Exercise details:
Take every record and write it out again exactly, with no images included.

Data for review:
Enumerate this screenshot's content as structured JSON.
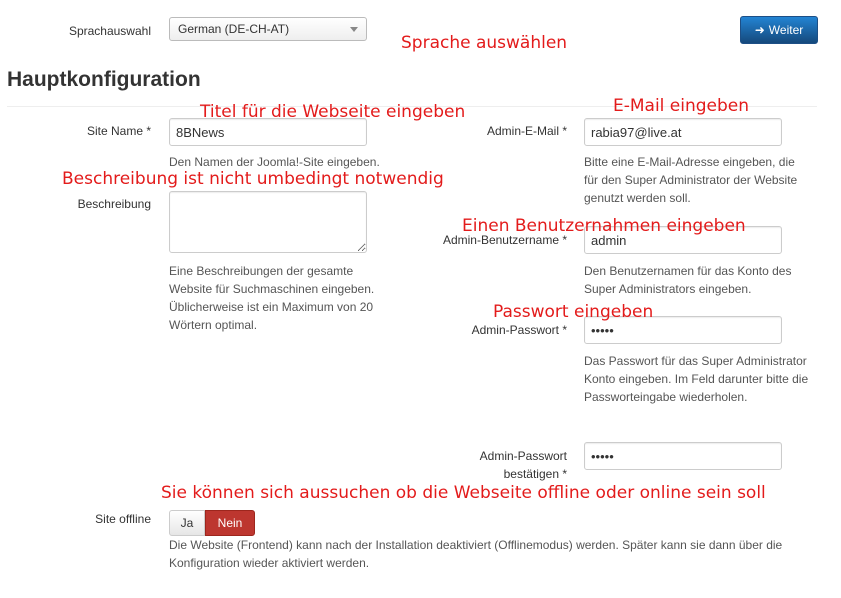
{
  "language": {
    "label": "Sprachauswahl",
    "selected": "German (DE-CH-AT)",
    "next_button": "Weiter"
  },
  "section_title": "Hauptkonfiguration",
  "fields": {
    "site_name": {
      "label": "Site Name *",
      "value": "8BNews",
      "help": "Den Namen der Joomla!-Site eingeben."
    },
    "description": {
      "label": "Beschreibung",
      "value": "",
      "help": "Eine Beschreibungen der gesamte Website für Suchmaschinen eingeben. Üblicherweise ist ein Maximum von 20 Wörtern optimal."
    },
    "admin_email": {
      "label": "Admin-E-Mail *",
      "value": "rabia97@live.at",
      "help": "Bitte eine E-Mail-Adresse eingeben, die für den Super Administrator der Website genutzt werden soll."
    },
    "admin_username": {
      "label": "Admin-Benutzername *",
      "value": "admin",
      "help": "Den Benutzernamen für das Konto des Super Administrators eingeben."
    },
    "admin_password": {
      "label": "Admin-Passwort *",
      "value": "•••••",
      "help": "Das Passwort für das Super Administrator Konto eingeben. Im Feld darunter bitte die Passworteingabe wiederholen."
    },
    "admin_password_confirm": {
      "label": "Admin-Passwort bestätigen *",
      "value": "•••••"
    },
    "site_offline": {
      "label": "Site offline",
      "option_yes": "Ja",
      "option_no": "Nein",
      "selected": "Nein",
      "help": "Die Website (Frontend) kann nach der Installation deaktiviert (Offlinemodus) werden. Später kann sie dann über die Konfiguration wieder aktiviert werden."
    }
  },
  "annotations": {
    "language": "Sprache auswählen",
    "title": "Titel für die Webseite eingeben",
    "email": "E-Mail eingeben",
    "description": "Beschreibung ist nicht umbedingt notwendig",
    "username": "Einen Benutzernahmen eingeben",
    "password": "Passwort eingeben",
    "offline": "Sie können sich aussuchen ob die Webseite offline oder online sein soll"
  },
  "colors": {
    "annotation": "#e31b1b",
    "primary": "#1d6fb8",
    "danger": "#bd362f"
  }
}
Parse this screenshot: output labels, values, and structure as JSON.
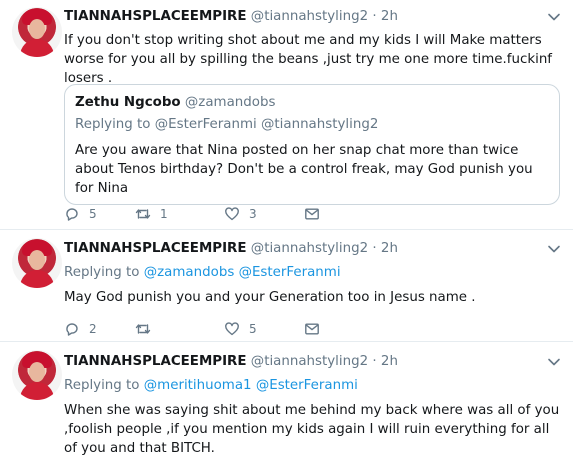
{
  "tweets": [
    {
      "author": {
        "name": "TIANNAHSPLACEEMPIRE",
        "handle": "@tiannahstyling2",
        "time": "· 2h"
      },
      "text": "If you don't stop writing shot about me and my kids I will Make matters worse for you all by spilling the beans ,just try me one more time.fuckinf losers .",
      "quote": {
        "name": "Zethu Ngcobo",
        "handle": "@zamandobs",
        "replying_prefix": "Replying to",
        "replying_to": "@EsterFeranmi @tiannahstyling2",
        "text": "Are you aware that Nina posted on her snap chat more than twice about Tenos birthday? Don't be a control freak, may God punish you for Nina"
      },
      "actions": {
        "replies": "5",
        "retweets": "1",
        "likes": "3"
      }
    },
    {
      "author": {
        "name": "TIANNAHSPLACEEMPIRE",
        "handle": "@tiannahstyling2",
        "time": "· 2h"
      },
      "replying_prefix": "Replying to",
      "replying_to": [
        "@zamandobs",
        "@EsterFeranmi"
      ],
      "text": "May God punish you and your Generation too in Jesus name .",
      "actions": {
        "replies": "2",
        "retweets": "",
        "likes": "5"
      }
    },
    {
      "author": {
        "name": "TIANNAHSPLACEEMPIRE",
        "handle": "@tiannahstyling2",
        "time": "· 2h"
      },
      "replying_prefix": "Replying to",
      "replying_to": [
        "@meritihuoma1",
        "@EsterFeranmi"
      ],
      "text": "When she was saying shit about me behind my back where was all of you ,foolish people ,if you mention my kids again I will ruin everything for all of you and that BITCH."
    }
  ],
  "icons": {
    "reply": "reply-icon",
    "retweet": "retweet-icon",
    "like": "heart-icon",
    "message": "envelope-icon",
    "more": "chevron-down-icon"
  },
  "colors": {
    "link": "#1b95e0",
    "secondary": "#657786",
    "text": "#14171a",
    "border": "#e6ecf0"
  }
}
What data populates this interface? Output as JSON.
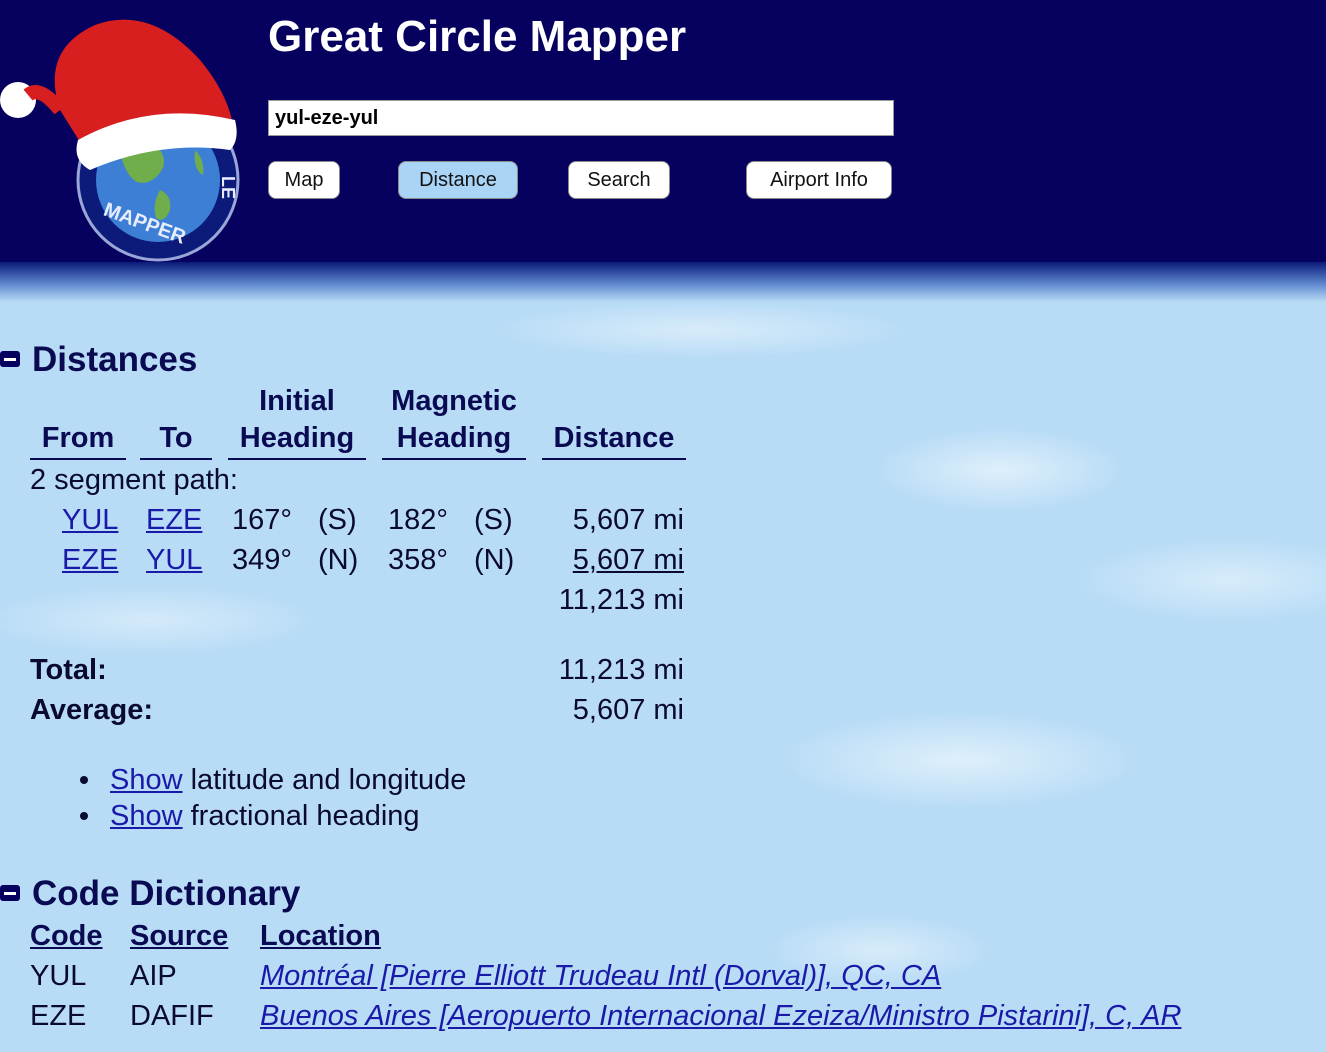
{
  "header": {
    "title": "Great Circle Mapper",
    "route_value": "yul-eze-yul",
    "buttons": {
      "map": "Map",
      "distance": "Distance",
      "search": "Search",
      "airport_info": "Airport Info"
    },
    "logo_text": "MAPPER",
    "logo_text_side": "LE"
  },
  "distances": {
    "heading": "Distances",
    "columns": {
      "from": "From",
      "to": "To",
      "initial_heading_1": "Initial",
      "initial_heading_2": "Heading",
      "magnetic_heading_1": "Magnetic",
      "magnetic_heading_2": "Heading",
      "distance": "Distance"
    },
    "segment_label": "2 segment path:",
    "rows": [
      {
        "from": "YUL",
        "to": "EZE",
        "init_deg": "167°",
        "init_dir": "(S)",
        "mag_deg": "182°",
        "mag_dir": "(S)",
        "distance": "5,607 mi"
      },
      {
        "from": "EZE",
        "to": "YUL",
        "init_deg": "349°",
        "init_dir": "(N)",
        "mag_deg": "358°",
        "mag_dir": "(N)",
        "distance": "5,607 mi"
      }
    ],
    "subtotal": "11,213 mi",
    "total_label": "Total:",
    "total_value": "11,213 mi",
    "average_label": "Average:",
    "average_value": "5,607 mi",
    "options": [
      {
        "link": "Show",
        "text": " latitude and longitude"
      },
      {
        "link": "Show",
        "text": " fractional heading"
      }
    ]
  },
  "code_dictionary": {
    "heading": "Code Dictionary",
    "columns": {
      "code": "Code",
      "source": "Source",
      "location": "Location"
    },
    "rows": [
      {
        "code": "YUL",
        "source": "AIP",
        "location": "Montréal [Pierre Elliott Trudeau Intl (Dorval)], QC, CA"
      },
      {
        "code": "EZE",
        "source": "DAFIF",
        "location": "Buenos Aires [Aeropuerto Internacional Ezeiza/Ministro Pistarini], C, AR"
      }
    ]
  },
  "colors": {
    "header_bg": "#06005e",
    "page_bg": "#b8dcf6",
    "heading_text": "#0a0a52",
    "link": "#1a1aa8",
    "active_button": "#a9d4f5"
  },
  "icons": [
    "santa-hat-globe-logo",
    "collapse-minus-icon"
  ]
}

Solution for this problem:
Enumerate this screenshot's content as structured JSON.
{
  "language": {
    "label": "Sprachauswahl",
    "selected": "German (DE-CH-AT)",
    "next_button": "Weiter"
  },
  "section_title": "Hauptkonfiguration",
  "fields": {
    "site_name": {
      "label": "Site Name *",
      "value": "8BNews",
      "help": "Den Namen der Joomla!-Site eingeben."
    },
    "description": {
      "label": "Beschreibung",
      "value": "",
      "help": "Eine Beschreibungen der gesamte Website für Suchmaschinen eingeben. Üblicherweise ist ein Maximum von 20 Wörtern optimal."
    },
    "admin_email": {
      "label": "Admin-E-Mail *",
      "value": "rabia97@live.at",
      "help": "Bitte eine E-Mail-Adresse eingeben, die für den Super Administrator der Website genutzt werden soll."
    },
    "admin_username": {
      "label": "Admin-Benutzername *",
      "value": "admin",
      "help": "Den Benutzernamen für das Konto des Super Administrators eingeben."
    },
    "admin_password": {
      "label": "Admin-Passwort *",
      "value": "•••••",
      "help": "Das Passwort für das Super Administrator Konto eingeben. Im Feld darunter bitte die Passworteingabe wiederholen."
    },
    "admin_password_confirm": {
      "label": "Admin-Passwort bestätigen *",
      "value": "•••••"
    },
    "site_offline": {
      "label": "Site offline",
      "option_yes": "Ja",
      "option_no": "Nein",
      "selected": "Nein",
      "help": "Die Website (Frontend) kann nach der Installation deaktiviert (Offlinemodus) werden. Später kann sie dann über die Konfiguration wieder aktiviert werden."
    }
  },
  "annotations": {
    "language": "Sprache auswählen",
    "title": "Titel für die Webseite eingeben",
    "email": "E-Mail eingeben",
    "description": "Beschreibung ist nicht umbedingt notwendig",
    "username": "Einen Benutzernahmen eingeben",
    "password": "Passwort eingeben",
    "offline": "Sie können sich aussuchen ob die Webseite offline oder online sein soll"
  },
  "colors": {
    "annotation": "#e31b1b",
    "primary": "#1d6fb8",
    "danger": "#bd362f"
  }
}
Parse this screenshot: output labels, values, and structure as JSON.
{
  "tweets": [
    {
      "author": {
        "name": "TIANNAHSPLACEEMPIRE",
        "handle": "@tiannahstyling2",
        "time": "· 2h"
      },
      "text": "If you don't stop writing shot about me and my kids I will Make matters worse for you all by spilling the beans ,just try me one more time.fuckinf losers .",
      "quote": {
        "name": "Zethu Ngcobo",
        "handle": "@zamandobs",
        "replying_prefix": "Replying to",
        "replying_to": "@EsterFeranmi @tiannahstyling2",
        "text": "Are you aware that Nina posted on her snap chat more than twice about Tenos birthday? Don't be a control freak, may God punish you for Nina"
      },
      "actions": {
        "replies": "5",
        "retweets": "1",
        "likes": "3"
      }
    },
    {
      "author": {
        "name": "TIANNAHSPLACEEMPIRE",
        "handle": "@tiannahstyling2",
        "time": "· 2h"
      },
      "replying_prefix": "Replying to",
      "replying_to": [
        "@zamandobs",
        "@EsterFeranmi"
      ],
      "text": "May God punish you and your Generation too in Jesus name .",
      "actions": {
        "replies": "2",
        "retweets": "",
        "likes": "5"
      }
    },
    {
      "author": {
        "name": "TIANNAHSPLACEEMPIRE",
        "handle": "@tiannahstyling2",
        "time": "· 2h"
      },
      "replying_prefix": "Replying to",
      "replying_to": [
        "@meritihuoma1",
        "@EsterFeranmi"
      ],
      "text": "When she was saying shit about me behind my back where was all of you ,foolish people ,if you mention my kids again I will ruin everything for all of you and that BITCH."
    }
  ],
  "icons": {
    "reply": "reply-icon",
    "retweet": "retweet-icon",
    "like": "heart-icon",
    "message": "envelope-icon",
    "more": "chevron-down-icon"
  },
  "colors": {
    "link": "#1b95e0",
    "secondary": "#657786",
    "text": "#14171a",
    "border": "#e6ecf0"
  }
}
What data populates this interface? Output as JSON.
{
  "header": {
    "title": "Great Circle Mapper",
    "route_value": "yul-eze-yul",
    "buttons": {
      "map": "Map",
      "distance": "Distance",
      "search": "Search",
      "airport_info": "Airport Info"
    },
    "logo_text": "MAPPER",
    "logo_text_side": "LE"
  },
  "distances": {
    "heading": "Distances",
    "columns": {
      "from": "From",
      "to": "To",
      "initial_heading_1": "Initial",
      "initial_heading_2": "Heading",
      "magnetic_heading_1": "Magnetic",
      "magnetic_heading_2": "Heading",
      "distance": "Distance"
    },
    "segment_label": "2 segment path:",
    "rows": [
      {
        "from": "YUL",
        "to": "EZE",
        "init_deg": "167°",
        "init_dir": "(S)",
        "mag_deg": "182°",
        "mag_dir": "(S)",
        "distance": "5,607 mi"
      },
      {
        "from": "EZE",
        "to": "YUL",
        "init_deg": "349°",
        "init_dir": "(N)",
        "mag_deg": "358°",
        "mag_dir": "(N)",
        "distance": "5,607 mi"
      }
    ],
    "subtotal": "11,213 mi",
    "total_label": "Total:",
    "total_value": "11,213 mi",
    "average_label": "Average:",
    "average_value": "5,607 mi",
    "options": [
      {
        "link": "Show",
        "text": " latitude and longitude"
      },
      {
        "link": "Show",
        "text": " fractional heading"
      }
    ]
  },
  "code_dictionary": {
    "heading": "Code Dictionary",
    "columns": {
      "code": "Code",
      "source": "Source",
      "location": "Location"
    },
    "rows": [
      {
        "code": "YUL",
        "source": "AIP",
        "location": "Montréal [Pierre Elliott Trudeau Intl (Dorval)], QC, CA"
      },
      {
        "code": "EZE",
        "source": "DAFIF",
        "location": "Buenos Aires [Aeropuerto Internacional Ezeiza/Ministro Pistarini], C, AR"
      }
    ]
  },
  "colors": {
    "header_bg": "#06005e",
    "page_bg": "#b8dcf6",
    "heading_text": "#0a0a52",
    "link": "#1a1aa8",
    "active_button": "#a9d4f5"
  },
  "icons": [
    "santa-hat-globe-logo",
    "collapse-minus-icon"
  ]
}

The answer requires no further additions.